They refer to it as helping home sellers “flip their own home,” instead of accepting a lowball offer, only to see their home flipped months later by a savvy investor.

How Curbio Works

Curbio example

Assuming your home is located in one of their service areas, which currently includes Atlanta, Baltimore, Chicago, Dallas-Ft. Worth, DC, Houston, Miami-Ft. Lauderdale, Orlando, Philadelphia, Phoenix, Tampa, you can request an estimate on their website.

They say they generally operate within a 40-mile radius of those cities, and expect to add Boston, Charlotte, Las Vegas, Los Angeles, Minneapolis, Portland, San Francisco, and Seattle over the next several months.

After submitting your property details, Curbio will provide you with a free estimate of proposed renovations to make your property more marketable, and importantly, more valuable.

The extent of the work will vary based on your home’s needs, but can range from kitchen and bathroom remodels to roof repairs, flooring and HVAC replacement, mold remediation, and more.

However, it should be noted that Curbio does have a $15,000 minimum project size.

With regard to pricing, Curbio says its uses a proprietary database of pricing data, which consists of national pricing from similar projects, adjusted for local markets. They believe this results in fair pricing.

Once the work begins, you’ll have a full-time general contractor who manages the project, along with an on-the-ground project manager to oversee the renovation work.

They will share real-time photo, text, and video updates to homeowners and their real estate agents via the Curbio app to see how the work is progressing.

Speaking of progress, Curbio aims to complete renovations a lot quicker, with projects about 60% faster than the average contractor thanks to their vast network and technology.

That reduces downtime and keeps agents happy, who may not want to work with a home seller who needs months to get their property to market.

What If My Home Doesn’t Sell After Curbio Makes Improvements?

  • Home must be kept on the market until it sells
  • With a 2% price reduction every 30 days if not sold during that time
  • You can also pay Curbio directly for their work if you want to end the deal
  • May make sense to shop around for other bids to see how Curbio pricing stacks up versus the competition

Now some of the what-ifs one needs to consider if using Curbio to make renovations.

Since they’re doing the work upfront for no charge, on the basis that they’ll get paid at closing, your home eventually needs to sell.

And they state their decision to take on a project is based on the homeowner’s equity in the property.

My assumption is they want you to have a healthy amount of it to allow for a flexible sales price.

Curbio does have an arrangement in place to ensure the properties do sell in a timely manner.

They say they’ll wait as long as it takes to get paid, and won’t charge additional fees or interest charges during that time.

And while there is no time limit, they do require that the list price be reduced by 2% after 30 days on the market, and an additional 2% every 30 days thereafter.

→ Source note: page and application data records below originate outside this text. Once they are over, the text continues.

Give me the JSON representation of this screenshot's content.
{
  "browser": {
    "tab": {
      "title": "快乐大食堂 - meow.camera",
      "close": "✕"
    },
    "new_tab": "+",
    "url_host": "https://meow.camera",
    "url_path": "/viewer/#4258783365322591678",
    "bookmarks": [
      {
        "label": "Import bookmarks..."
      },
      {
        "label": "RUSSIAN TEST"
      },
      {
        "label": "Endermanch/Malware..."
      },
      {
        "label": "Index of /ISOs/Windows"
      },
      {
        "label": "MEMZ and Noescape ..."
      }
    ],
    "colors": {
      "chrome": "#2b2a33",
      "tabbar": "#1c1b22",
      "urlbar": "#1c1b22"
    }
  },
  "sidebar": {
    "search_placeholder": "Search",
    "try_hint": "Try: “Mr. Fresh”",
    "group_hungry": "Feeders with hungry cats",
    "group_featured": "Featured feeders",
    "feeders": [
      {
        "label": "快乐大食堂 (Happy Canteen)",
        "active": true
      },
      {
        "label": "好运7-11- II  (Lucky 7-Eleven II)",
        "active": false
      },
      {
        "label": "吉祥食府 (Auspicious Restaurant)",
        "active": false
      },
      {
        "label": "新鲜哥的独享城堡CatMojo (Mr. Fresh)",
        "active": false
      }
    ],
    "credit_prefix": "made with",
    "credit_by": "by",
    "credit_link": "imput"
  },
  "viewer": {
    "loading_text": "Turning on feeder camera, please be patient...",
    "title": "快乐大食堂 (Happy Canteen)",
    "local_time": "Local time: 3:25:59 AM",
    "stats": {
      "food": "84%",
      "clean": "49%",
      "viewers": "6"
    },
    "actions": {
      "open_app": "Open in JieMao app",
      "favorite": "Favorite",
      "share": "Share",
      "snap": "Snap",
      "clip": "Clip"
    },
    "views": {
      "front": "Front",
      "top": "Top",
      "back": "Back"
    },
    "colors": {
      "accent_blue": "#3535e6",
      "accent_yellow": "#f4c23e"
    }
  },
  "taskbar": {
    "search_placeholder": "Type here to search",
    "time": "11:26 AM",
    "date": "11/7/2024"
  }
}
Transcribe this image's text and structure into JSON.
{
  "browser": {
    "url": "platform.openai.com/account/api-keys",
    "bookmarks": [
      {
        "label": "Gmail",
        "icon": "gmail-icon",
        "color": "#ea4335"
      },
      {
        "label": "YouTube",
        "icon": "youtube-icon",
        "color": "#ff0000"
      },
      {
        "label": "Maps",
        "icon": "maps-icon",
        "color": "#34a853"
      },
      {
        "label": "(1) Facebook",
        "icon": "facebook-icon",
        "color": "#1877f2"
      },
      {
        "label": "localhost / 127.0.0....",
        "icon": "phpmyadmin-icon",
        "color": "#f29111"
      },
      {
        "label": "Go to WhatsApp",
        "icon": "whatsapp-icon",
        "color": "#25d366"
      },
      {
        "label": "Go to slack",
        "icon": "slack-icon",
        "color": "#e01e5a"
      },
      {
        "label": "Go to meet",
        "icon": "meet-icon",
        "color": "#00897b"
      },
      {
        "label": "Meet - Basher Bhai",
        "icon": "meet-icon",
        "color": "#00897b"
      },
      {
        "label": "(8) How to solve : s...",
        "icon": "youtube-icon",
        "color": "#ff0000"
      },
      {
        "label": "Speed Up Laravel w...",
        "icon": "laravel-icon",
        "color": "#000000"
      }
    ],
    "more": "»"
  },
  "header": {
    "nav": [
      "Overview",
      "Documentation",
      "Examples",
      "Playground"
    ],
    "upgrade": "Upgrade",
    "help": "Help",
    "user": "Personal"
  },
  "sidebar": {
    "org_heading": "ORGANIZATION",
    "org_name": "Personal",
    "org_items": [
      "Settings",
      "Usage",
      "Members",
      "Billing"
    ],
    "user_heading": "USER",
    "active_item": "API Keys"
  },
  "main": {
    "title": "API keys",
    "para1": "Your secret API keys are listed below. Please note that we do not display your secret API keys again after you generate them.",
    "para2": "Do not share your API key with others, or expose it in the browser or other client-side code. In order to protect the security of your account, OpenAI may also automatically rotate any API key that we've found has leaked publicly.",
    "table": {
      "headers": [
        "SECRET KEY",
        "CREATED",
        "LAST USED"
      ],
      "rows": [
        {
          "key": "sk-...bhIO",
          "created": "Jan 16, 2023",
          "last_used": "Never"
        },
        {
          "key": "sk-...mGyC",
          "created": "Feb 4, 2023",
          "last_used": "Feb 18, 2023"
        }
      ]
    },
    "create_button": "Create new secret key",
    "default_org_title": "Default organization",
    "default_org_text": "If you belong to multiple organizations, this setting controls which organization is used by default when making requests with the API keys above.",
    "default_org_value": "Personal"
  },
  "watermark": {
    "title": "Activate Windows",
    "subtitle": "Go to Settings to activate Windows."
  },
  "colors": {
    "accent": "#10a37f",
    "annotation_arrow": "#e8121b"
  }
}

You must also agree to leave the home on the market until it sells, unless you choose to pay Curbio directly for their work.

The obvious downside here is that there’s no guarantee your home will sell for enough to cover the cost of renovations performed by Curbio.

But they seem confident that homes can sell for enough post-renovation to result in a healthy ROI.

I’m also curious if you can reside in the home while the work is being completed, or if you need to vacate the property.

You can always get an estimate from Curbio and then collect multiple bids from other contractors in your area to see how they all stack up pricing wise.

The downside is you’ll need to pay the other contractors upfront, though I’ve created a comprehensive list of the pros and cons of paying for home renovations via many different methods.

One could also argue that you should enjoy your home renovations before selling, so doing them early on may be more beneficial from a happiness standpoint.

The ideal situation is making renovations that benefit the homeowner while they’re in the property, and pay off once it comes time to sell.

(photo: Marco Verch)

Source: thetruthaboutmortgage.com